TASK PROMPT | So that nothing is lost, restate each entry exactly as supplied.

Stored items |
-=-=-
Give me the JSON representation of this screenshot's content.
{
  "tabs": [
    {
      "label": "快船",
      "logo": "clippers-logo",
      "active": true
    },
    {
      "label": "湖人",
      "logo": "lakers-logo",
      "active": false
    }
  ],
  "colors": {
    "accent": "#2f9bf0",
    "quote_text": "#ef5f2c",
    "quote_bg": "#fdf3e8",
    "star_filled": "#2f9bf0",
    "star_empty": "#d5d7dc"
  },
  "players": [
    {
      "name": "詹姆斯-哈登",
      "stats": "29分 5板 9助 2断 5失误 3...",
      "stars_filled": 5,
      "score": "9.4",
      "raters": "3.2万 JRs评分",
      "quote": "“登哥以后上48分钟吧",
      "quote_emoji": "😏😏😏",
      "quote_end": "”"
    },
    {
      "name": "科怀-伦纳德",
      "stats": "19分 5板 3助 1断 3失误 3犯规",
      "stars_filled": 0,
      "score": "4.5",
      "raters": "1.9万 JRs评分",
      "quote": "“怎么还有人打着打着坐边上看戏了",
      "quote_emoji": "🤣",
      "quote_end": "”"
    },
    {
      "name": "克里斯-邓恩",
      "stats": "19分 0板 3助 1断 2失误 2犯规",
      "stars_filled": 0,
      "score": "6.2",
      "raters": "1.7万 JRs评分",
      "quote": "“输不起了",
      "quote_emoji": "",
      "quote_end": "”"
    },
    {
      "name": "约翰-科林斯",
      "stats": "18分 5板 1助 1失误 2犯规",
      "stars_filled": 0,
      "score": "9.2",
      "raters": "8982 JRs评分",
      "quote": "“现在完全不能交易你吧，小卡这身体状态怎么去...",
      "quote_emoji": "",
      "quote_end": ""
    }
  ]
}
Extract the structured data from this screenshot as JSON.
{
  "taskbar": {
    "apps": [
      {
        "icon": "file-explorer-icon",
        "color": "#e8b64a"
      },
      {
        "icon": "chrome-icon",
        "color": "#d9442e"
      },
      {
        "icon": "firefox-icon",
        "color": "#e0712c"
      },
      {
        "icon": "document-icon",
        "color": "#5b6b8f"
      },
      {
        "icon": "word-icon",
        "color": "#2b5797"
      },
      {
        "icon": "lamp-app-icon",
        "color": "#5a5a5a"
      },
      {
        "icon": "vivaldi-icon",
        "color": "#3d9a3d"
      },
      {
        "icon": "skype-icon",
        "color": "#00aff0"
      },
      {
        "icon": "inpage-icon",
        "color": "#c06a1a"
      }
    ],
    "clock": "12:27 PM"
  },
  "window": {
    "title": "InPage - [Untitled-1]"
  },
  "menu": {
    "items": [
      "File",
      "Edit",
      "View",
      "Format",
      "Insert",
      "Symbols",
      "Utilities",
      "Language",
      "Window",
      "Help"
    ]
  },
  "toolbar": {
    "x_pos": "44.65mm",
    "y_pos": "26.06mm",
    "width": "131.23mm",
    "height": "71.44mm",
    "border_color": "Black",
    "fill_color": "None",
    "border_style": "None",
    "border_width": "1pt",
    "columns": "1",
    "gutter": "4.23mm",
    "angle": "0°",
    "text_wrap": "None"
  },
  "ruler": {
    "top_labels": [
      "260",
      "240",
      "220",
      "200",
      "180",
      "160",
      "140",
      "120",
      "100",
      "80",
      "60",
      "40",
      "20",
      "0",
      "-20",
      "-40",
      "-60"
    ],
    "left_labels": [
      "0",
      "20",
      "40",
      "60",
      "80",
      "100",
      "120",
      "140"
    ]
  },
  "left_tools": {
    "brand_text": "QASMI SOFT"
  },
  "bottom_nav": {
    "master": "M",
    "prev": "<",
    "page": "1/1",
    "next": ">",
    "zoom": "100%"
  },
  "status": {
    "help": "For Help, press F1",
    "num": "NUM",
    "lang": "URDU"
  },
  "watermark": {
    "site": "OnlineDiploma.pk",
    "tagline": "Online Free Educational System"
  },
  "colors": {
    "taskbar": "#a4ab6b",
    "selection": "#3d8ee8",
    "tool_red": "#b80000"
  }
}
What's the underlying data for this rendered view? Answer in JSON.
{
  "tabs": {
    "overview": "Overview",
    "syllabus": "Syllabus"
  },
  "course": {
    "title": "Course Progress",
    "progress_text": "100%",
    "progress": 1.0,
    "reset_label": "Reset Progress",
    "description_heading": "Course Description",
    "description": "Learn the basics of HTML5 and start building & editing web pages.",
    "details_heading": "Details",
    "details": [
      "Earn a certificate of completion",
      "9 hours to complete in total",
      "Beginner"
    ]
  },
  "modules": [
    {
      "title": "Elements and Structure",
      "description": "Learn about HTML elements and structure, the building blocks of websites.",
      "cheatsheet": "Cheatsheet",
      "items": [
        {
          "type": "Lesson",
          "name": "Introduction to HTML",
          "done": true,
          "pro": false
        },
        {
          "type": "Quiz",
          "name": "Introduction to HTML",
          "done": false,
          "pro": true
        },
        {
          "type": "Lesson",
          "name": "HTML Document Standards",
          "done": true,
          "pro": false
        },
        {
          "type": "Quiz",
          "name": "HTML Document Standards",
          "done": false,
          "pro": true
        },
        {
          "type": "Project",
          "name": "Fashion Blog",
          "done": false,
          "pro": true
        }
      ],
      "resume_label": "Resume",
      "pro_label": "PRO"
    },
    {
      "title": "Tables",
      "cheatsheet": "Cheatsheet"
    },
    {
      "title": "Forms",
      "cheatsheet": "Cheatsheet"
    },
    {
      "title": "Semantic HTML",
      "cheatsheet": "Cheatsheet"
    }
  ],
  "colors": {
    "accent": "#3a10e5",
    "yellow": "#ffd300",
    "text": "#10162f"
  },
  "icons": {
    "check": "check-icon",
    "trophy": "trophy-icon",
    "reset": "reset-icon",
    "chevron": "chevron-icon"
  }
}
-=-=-
SOLUTION |
Give me the JSON representation of this screenshot's content.
{
  "tabs": [
    {
      "label": "快船",
      "logo": "clippers-logo",
      "active": true
    },
    {
      "label": "湖人",
      "logo": "lakers-logo",
      "active": false
    }
  ],
  "colors": {
    "accent": "#2f9bf0",
    "quote_text": "#ef5f2c",
    "quote_bg": "#fdf3e8",
    "star_filled": "#2f9bf0",
    "star_empty": "#d5d7dc"
  },
  "players": [
    {
      "name": "詹姆斯-哈登",
      "stats": "29分 5板 9助 2断 5失误 3...",
      "stars_filled": 5,
      "score": "9.4",
      "raters": "3.2万 JRs评分",
      "quote": "“登哥以后上48分钟吧",
      "quote_emoji": "😏😏😏",
      "quote_end": "”"
    },
    {
      "name": "科怀-伦纳德",
      "stats": "19分 5板 3助 1断 3失误 3犯规",
      "stars_filled": 0,
      "score": "4.5",
      "raters": "1.9万 JRs评分",
      "quote": "“怎么还有人打着打着坐边上看戏了",
      "quote_emoji": "🤣",
      "quote_end": "”"
    },
    {
      "name": "克里斯-邓恩",
      "stats": "19分 0板 3助 1断 2失误 2犯规",
      "stars_filled": 0,
      "score": "6.2",
      "raters": "1.7万 JRs评分",
      "quote": "“输不起了",
      "quote_emoji": "",
      "quote_end": "”"
    },
    {
      "name": "约翰-科林斯",
      "stats": "18分 5板 1助 1失误 2犯规",
      "stars_filled": 0,
      "score": "9.2",
      "raters": "8982 JRs评分",
      "quote": "“现在完全不能交易你吧，小卡这身体状态怎么去...",
      "quote_emoji": "",
      "quote_end": ""
    }
  ]
}
Extract the structured data from this screenshot as JSON.
{
  "taskbar": {
    "apps": [
      {
        "icon": "file-explorer-icon",
        "color": "#e8b64a"
      },
      {
        "icon": "chrome-icon",
        "color": "#d9442e"
      },
      {
        "icon": "firefox-icon",
        "color": "#e0712c"
      },
      {
        "icon": "document-icon",
        "color": "#5b6b8f"
      },
      {
        "icon": "word-icon",
        "color": "#2b5797"
      },
      {
        "icon": "lamp-app-icon",
        "color": "#5a5a5a"
      },
      {
        "icon": "vivaldi-icon",
        "color": "#3d9a3d"
      },
      {
        "icon": "skype-icon",
        "color": "#00aff0"
      },
      {
        "icon": "inpage-icon",
        "color": "#c06a1a"
      }
    ],
    "clock": "12:27 PM"
  },
  "window": {
    "title": "InPage - [Untitled-1]"
  },
  "menu": {
    "items": [
      "File",
      "Edit",
      "View",
      "Format",
      "Insert",
      "Symbols",
      "Utilities",
      "Language",
      "Window",
      "Help"
    ]
  },
  "toolbar": {
    "x_pos": "44.65mm",
    "y_pos": "26.06mm",
    "width": "131.23mm",
    "height": "71.44mm",
    "border_color": "Black",
    "fill_color": "None",
    "border_style": "None",
    "border_width": "1pt",
    "columns": "1",
    "gutter": "4.23mm",
    "angle": "0°",
    "text_wrap": "None"
  },
  "ruler": {
    "top_labels": [
      "260",
      "240",
      "220",
      "200",
      "180",
      "160",
      "140",
      "120",
      "100",
      "80",
      "60",
      "40",
      "20",
      "0",
      "-20",
      "-40",
      "-60"
    ],
    "left_labels": [
      "0",
      "20",
      "40",
      "60",
      "80",
      "100",
      "120",
      "140"
    ]
  },
  "left_tools": {
    "brand_text": "QASMI SOFT"
  },
  "bottom_nav": {
    "master": "M",
    "prev": "<",
    "page": "1/1",
    "next": ">",
    "zoom": "100%"
  },
  "status": {
    "help": "For Help, press F1",
    "num": "NUM",
    "lang": "URDU"
  },
  "watermark": {
    "site": "OnlineDiploma.pk",
    "tagline": "Online Free Educational System"
  },
  "colors": {
    "taskbar": "#a4ab6b",
    "selection": "#3d8ee8",
    "tool_red": "#b80000"
  }
}
What's the underlying data for this rendered view? Answer in JSON.
{
  "tabs": {
    "overview": "Overview",
    "syllabus": "Syllabus"
  },
  "course": {
    "title": "Course Progress",
    "progress_text": "100%",
    "progress": 1.0,
    "reset_label": "Reset Progress",
    "description_heading": "Course Description",
    "description": "Learn the basics of HTML5 and start building & editing web pages.",
    "details_heading": "Details",
    "details": [
      "Earn a certificate of completion",
      "9 hours to complete in total",
      "Beginner"
    ]
  },
  "modules": [
    {
      "title": "Elements and Structure",
      "description": "Learn about HTML elements and structure, the building blocks of websites.",
      "cheatsheet": "Cheatsheet",
      "items": [
        {
          "type": "Lesson",
          "name": "Introduction to HTML",
          "done": true,
          "pro": false
        },
        {
          "type": "Quiz",
          "name": "Introduction to HTML",
          "done": false,
          "pro": true
        },
        {
          "type": "Lesson",
          "name": "HTML Document Standards",
          "done": true,
          "pro": false
        },
        {
          "type": "Quiz",
          "name": "HTML Document Standards",
          "done": false,
          "pro": true
        },
        {
          "type": "Project",
          "name": "Fashion Blog",
          "done": false,
          "pro": true
        }
      ],
      "resume_label": "Resume",
      "pro_label": "PRO"
    },
    {
      "title": "Tables",
      "cheatsheet": "Cheatsheet"
    },
    {
      "title": "Forms",
      "cheatsheet": "Cheatsheet"
    },
    {
      "title": "Semantic HTML",
      "cheatsheet": "Cheatsheet"
    }
  ],
  "colors": {
    "accent": "#3a10e5",
    "yellow": "#ffd300",
    "text": "#10162f"
  },
  "icons": {
    "check": "check-icon",
    "trophy": "trophy-icon",
    "reset": "reset-icon",
    "chevron": "chevron-icon"
  }
}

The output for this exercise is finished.